Look at every line of the material and count the ones holding the word "JSON". The answer is the number only.

▶ [Records for this exercise]
▬▬▬▬▬▬

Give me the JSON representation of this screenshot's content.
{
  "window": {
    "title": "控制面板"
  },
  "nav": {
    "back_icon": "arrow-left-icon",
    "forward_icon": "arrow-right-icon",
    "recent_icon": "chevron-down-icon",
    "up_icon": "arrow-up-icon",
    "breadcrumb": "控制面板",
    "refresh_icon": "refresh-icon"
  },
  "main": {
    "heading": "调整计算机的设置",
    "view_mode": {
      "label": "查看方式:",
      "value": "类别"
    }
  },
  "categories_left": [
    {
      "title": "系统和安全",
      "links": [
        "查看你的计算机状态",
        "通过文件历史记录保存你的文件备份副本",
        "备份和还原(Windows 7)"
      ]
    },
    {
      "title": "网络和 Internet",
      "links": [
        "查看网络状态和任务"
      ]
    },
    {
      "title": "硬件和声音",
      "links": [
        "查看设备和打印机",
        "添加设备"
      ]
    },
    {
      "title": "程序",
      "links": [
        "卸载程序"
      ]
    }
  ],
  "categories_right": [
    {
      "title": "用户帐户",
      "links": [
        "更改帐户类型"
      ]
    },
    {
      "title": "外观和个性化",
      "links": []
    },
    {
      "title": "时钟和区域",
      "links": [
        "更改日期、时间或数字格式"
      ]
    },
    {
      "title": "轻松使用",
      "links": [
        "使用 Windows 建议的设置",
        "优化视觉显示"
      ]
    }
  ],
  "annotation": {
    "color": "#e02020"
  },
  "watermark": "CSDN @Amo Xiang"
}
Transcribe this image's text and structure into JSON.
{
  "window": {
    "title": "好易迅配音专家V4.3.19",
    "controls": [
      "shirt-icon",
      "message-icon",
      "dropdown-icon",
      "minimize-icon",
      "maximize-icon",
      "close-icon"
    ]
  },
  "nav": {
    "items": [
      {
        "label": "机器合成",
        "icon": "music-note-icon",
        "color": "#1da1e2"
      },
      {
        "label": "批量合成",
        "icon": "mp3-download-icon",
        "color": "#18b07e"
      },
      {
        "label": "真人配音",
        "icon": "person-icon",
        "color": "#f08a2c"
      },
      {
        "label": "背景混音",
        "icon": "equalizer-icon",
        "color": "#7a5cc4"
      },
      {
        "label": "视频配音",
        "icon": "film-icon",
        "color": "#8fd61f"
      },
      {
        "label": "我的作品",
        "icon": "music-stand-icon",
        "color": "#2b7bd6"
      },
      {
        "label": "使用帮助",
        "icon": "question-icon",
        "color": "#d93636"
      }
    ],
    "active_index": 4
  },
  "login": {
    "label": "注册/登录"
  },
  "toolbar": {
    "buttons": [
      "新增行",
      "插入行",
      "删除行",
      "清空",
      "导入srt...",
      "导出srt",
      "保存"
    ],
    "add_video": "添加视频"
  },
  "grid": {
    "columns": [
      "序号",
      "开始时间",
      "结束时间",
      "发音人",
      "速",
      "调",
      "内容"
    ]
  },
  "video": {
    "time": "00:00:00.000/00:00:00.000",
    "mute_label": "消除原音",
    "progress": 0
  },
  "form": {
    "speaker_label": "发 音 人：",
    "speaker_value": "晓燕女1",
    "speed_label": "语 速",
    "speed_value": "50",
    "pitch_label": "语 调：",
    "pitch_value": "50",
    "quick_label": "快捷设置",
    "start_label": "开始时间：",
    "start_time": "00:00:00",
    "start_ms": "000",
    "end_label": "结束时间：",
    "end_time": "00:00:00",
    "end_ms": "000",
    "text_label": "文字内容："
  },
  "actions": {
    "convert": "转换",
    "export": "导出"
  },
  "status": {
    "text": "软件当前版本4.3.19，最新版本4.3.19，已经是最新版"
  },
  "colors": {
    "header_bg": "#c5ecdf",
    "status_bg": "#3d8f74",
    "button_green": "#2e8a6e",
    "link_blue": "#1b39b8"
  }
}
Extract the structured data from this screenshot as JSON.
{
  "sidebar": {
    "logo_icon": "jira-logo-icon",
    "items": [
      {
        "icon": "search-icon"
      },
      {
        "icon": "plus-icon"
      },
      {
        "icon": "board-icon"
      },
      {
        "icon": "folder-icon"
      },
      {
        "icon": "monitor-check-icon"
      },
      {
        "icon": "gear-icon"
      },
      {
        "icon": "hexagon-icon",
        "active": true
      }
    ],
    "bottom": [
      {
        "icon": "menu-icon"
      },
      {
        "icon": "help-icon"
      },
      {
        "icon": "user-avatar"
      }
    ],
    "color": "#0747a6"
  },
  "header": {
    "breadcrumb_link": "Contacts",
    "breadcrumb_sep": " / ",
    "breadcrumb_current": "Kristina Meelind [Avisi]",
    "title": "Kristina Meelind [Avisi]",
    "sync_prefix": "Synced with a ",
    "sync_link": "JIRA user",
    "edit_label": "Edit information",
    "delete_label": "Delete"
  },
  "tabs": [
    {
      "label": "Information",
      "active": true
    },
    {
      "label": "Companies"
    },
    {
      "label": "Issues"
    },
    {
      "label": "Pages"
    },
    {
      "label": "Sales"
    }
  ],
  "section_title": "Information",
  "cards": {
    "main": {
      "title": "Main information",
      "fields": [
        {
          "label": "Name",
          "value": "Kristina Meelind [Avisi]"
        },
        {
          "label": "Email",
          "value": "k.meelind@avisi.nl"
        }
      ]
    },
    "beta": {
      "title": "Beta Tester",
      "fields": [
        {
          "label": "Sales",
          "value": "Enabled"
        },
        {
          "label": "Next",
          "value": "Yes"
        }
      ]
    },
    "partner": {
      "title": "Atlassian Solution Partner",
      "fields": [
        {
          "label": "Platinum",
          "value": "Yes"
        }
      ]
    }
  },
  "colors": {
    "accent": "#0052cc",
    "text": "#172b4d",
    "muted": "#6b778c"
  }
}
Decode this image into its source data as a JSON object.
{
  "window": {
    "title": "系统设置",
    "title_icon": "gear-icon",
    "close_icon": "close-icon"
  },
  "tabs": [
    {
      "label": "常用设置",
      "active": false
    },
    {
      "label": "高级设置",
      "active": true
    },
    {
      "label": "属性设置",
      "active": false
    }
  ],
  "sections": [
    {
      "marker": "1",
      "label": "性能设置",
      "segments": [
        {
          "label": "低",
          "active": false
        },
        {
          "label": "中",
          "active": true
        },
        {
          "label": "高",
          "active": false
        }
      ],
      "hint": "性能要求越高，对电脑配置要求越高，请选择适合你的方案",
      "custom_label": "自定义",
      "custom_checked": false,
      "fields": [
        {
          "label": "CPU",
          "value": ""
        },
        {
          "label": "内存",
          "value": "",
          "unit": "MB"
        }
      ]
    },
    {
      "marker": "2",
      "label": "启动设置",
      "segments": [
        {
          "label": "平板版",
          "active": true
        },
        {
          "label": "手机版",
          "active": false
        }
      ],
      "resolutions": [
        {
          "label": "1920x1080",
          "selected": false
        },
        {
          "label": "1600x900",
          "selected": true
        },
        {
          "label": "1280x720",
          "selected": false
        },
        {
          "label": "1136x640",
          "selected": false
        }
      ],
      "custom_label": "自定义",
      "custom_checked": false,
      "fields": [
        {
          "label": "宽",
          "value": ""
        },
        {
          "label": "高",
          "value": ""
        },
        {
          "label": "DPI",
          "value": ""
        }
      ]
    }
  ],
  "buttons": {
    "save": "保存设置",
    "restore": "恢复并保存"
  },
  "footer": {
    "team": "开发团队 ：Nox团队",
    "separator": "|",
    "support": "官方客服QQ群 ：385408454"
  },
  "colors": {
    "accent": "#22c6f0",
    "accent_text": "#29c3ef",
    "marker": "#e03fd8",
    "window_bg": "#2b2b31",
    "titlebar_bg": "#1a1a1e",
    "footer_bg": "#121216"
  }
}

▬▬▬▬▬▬

▶ [Task solution] 4